Dialogue and healthy debate about our field’s evolution has focused, deservedly, on mediation’s fundamental purpose, varying approaches, techniques, forums, and core values. Leaders in the field deeply consider the essence of self-determination and empowerment, and propose successful mediator strategies and processes. Continued discussion of mediator qualifications and certification is vital. And yet, a threshold question remains: without our full commitment to the purposeful engagement, improved training, and professional support of new young mediators, how can there be any meaningfully sustainable future of mediation at all?
The future of mediation depends now upon our collective realization and acknowledgement that the next generation of mediators is the future of mediation. Young mediators can and should be trusted to carry the torch of elevating expectations of professional excellence. We will continue the spirited dialogue of advancing our field at all levels. We will contribute innovative ideas about better engaging our communities. We can offer perspectives about how to expand our services to the wider mainstream. We are positioned to level and connect with our thirty and forty-something peers, upon whose understanding and embrace of mediation, our future also depends.
Led by this next generation, our society is rapidly evolving away from “Burger King” and the “daily grind,” towards a lifestyle of “Whole Foods” and “mindfulness.” Never before has there been a more opportune moment to present the universal appeal for moving away from the courts, toward mediation. Harnessed strategically, our generational credibility, could serve to motivate a sweeping movement for people in conflict to make healthier choices. Still, young mediators are a rarity at best, and this deficit hurts all practitioners everywhere, and places the future of mediation at risk.
You—the interested dispute resolution professional, the solo practitioner in your community, a leader in the field, experienced trainer, or professional organization—hold the key to the future of mediation. You can champion the acceptance, inclusion, and proper support of young mediators within the dispute resolution field.
Mediators can assist young professionals with dedicated mentorship. When local mediators shed misconceptions or fears about producing new “competition,” and openly share the basic necessities of practice with new mediators, the partnership can be mutually beneficial and more congruent with our values as peacemakers. Transparency will come back to help you, not hinder you. Your support will generate loyalty from those you assist when it comes to future referrals, partnerships in your community, and increased awareness of mediation due to younger practitioners, that in the long run, will help your own business. Leaders in the field can help create an environment where the inclusion of young mediators is not a matter of if or how, but simply a matter of yes, and now.
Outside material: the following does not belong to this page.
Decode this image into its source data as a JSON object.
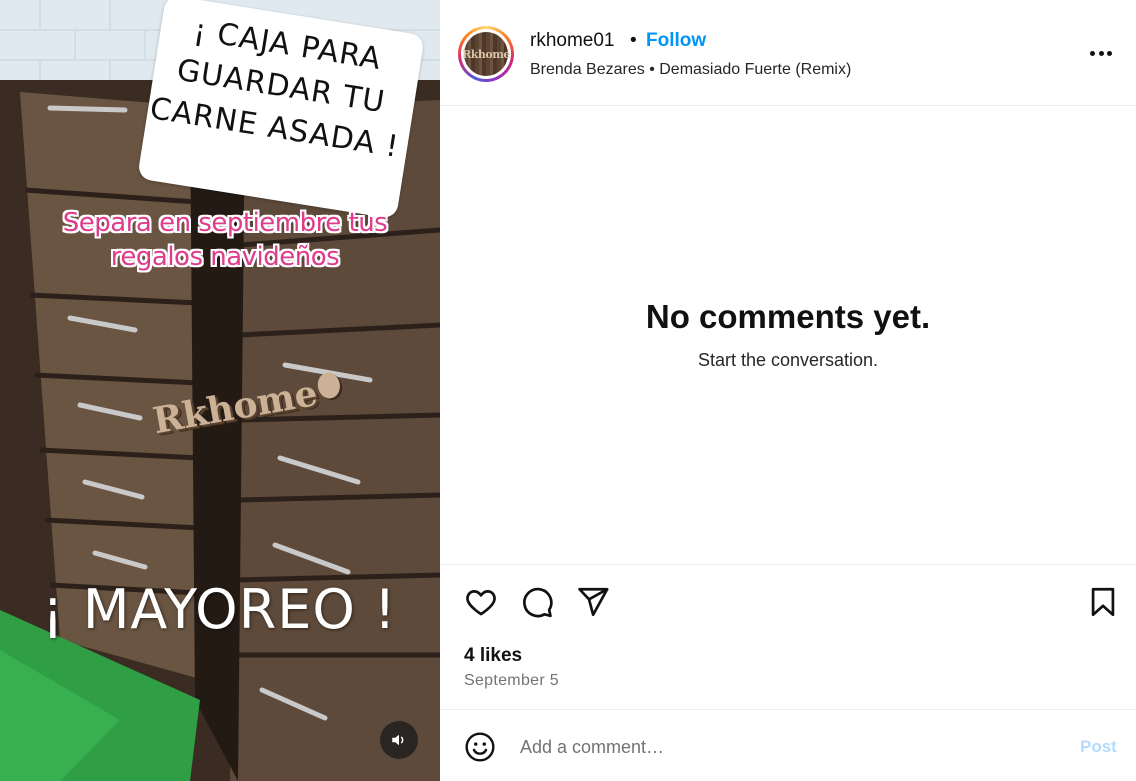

Academic training programs can help young mediators by focusing curriculum on more practical, in-the-trenches mediation skills to better equip new mediators for practice-ready know-how. An organized mechanism that connects students with serious mentors during schooling, as well as in their hometowns, would create a revolution of young mediators blanketing the country with the skills and support to actually succeed. This proactive approach would also effectively quiet the chorus that exists, even in the institutions themselves, that young mediators need a thirty-plus-year legal career or former seat on the bench to realistically sustain a mediation practice.
Professional dispute resolution organizations are poised to inspire these waves of change. Organizations can reach out to young aspiring mediators in law schools and advanced psychology programs. By welcoming those still forming their professional ambitions into the field with meaningful fellowships, scholarship opportunities, and engaging new organization members and leaders, the entire field will follow in shifting its attitudes and actions. Family mediation organizations at the national and local levels are beginning to understand this need. Even the American Bar Association has placed its toe in youthful waters by introducing a new fellowship program this year for young dispute resolution professionals.
Beginning my own journey to build a private family mediation practice was met with a fair share of naysayers and less than supportive professionals at the local, academic, and organizational levels. With time, and a great deal of persistence, I was lucky enough to find those inspiring few, at each level, who gave me the courage, perspective, and the tools move forward and keep me going as a young professional mediator. It is amazing what can happen when some dedicated support is matched with a dream.
Welcome to the future of mediation. If I could shake the hand of each and every mediator in America, I would. Here’s to a future where we all may learn from one another, unite to overcome our profession’s greatest obstacles, and create the future that we imagine.